App and web page records
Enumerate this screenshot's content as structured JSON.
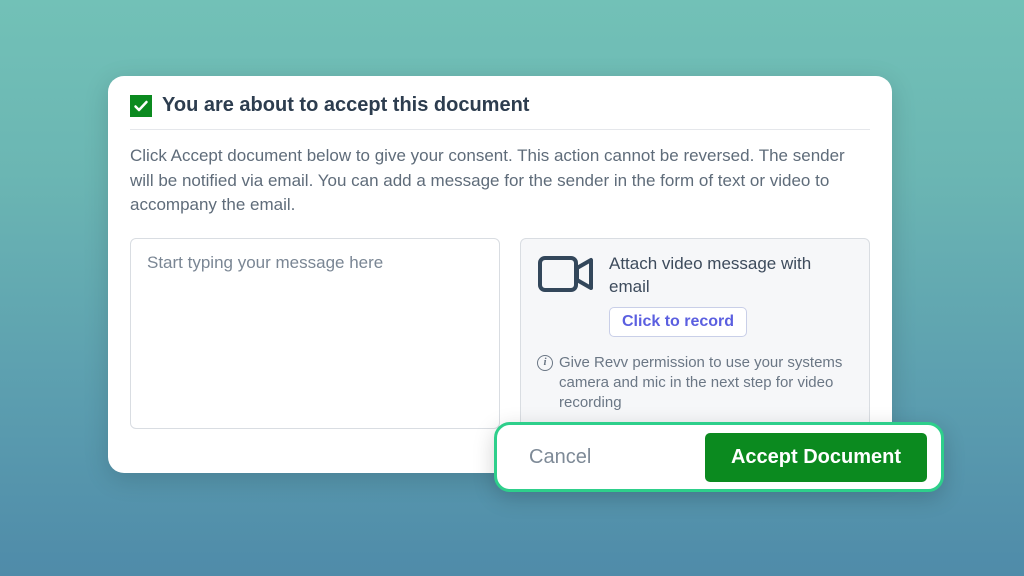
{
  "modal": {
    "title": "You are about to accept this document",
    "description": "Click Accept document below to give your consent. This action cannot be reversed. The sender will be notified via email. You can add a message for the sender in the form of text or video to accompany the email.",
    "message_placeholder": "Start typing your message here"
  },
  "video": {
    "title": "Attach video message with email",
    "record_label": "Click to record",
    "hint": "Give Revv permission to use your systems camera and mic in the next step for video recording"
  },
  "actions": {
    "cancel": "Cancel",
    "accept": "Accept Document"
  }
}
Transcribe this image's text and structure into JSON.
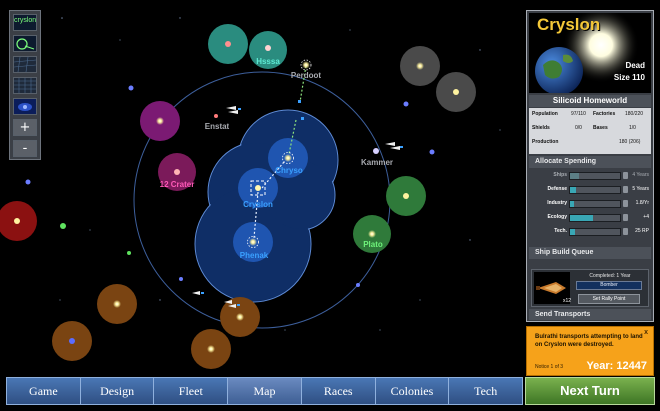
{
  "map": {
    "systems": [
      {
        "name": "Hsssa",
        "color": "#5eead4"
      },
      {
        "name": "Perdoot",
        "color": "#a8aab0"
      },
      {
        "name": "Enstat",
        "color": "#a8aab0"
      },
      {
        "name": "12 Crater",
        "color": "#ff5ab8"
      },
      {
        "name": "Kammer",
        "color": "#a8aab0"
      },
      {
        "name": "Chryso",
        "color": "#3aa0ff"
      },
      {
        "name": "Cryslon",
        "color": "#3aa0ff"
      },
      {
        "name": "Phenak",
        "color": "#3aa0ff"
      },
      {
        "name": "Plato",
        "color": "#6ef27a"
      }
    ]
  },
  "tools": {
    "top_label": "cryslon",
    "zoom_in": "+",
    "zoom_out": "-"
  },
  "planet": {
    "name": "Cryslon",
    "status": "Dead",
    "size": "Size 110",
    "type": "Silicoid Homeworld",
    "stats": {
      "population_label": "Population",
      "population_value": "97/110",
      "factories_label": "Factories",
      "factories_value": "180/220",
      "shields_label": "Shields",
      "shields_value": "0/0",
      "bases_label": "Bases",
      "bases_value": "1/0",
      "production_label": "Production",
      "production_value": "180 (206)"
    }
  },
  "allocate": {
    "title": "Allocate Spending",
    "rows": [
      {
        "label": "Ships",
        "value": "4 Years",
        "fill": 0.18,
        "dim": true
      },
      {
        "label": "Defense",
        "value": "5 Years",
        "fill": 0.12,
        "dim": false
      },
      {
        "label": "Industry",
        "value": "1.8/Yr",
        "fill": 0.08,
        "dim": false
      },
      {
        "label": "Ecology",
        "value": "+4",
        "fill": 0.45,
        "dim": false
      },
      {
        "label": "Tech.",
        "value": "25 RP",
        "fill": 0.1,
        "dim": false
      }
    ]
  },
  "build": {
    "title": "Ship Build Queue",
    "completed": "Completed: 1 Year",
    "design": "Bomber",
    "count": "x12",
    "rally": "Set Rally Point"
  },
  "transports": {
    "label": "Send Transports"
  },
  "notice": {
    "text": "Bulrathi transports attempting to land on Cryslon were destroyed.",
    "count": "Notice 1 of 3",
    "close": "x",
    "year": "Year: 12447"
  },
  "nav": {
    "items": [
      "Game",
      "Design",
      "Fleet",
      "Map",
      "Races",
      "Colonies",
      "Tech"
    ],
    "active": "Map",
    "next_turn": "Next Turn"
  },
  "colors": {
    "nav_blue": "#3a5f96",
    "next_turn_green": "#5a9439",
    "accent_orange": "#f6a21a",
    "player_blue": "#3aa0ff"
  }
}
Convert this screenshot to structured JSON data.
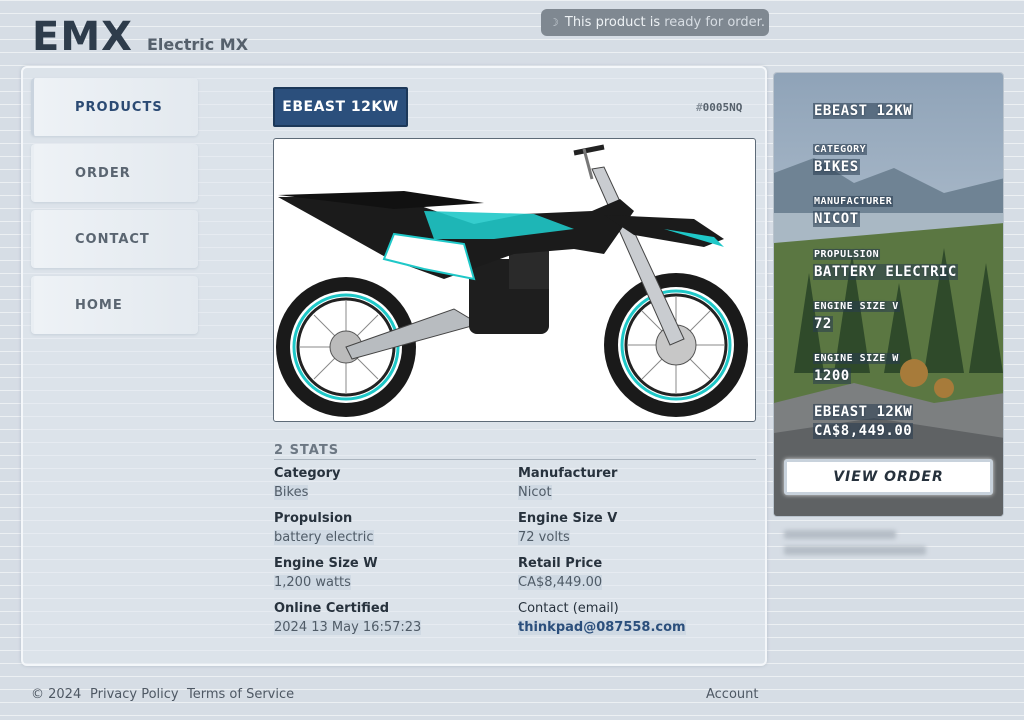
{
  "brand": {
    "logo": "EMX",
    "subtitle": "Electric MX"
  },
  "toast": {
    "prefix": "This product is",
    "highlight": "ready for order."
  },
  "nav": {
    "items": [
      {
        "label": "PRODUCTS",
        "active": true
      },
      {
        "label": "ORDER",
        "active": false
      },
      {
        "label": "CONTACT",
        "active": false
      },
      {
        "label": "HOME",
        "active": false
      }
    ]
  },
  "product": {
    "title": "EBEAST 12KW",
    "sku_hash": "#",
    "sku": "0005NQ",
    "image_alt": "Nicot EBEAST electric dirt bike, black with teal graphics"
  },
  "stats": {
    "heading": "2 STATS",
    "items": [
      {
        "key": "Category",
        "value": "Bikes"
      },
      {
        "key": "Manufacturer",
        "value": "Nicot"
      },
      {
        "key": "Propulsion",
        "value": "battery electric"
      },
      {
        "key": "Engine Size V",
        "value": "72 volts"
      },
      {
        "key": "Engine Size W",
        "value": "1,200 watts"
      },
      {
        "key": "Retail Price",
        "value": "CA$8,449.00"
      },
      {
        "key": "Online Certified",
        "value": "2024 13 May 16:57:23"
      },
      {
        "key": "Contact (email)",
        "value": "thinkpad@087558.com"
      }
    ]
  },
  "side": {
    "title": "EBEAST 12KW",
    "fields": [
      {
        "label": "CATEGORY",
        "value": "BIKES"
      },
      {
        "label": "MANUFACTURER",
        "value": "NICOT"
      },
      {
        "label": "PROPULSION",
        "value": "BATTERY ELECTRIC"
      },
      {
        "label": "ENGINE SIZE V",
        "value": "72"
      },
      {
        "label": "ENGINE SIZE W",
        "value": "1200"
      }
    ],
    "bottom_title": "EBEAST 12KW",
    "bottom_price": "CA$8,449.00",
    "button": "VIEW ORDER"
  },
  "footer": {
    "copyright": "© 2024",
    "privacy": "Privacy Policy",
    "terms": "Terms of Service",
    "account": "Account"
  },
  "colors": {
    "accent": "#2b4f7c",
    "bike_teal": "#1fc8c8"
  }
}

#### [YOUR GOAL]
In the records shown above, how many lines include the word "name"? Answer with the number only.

#### [YOUR SOLUTION]
10